On Thursday, Japan’s new foreign minister said it was critical to maintain constructive and stable ties with China, while also appealing for China’s larger neighbour to behave responsibly.
Dedicated US ally Japan has recently become increasingly vocal in challenging China’s assertiveness on topics such as the disputed South China Sea and China’s claim to self-ruled Taiwan.
At the same time, Japan’s ruling party intends to evaluate its defence posture in the face of China’s military growth, with the goal of significantly increasing defence spending.
Yoshimasa Hayashi, in his first news conference as foreign minister, stressed the importance of constructive, stable relations with China.
“Ties between Japan and China are increasingly important not just for our two countries, but for the peace and prosperity of the region and the international community,” Hayashi said.
“We need to assert and ask for responsible behaviour while at the same time, maintain dialogue and firmly cooperate on shared challenges,” he said.
He did not elaborate on what he meant by responsible behaviour.

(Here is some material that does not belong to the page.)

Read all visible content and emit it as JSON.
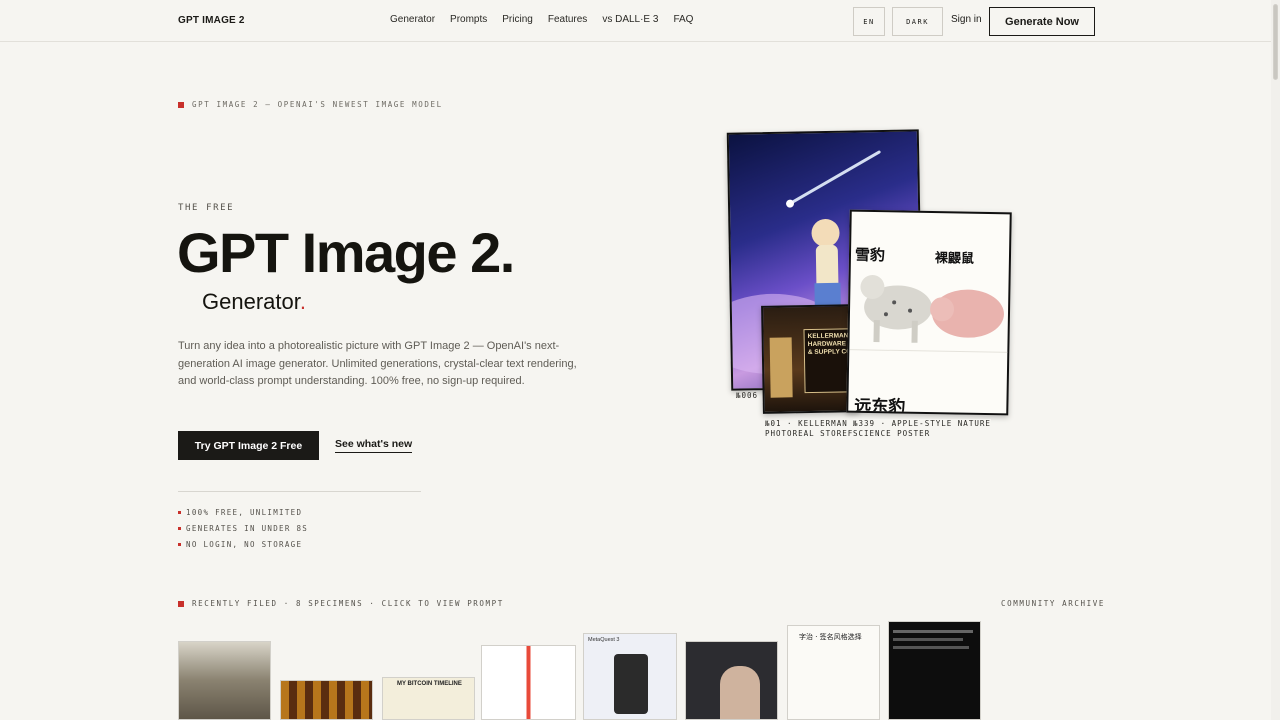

Ties between Japan and China have been plagued for years by a territorial dispute over a group of tiny East China Sea islets as well as the legacy of Japan’s past military aggression.
Hayashi said time was not ripe to set a date for a visit to Japan by Chinese President Xi Jinping because of the coronavirus pandemic.
A state visit by Xi was originally scheduled for 2020 but was postponed because of the coronavirus.
Hayashi also said he would step down as head of the Japan-China Parliamentarians’ Friendship League to avoid “unnecessary misunderstanding”.
There have been doubts among conservative lawmakers in the ruling Liberal Democratic Party that Hayashi, as the head of the league, could take a firm stand on China, media has said.
Yuko Obuchi, a former trade minister and daughter of former prime minister Keizo Obuchi, would take over as head of the league, the Kyodo news agency reported.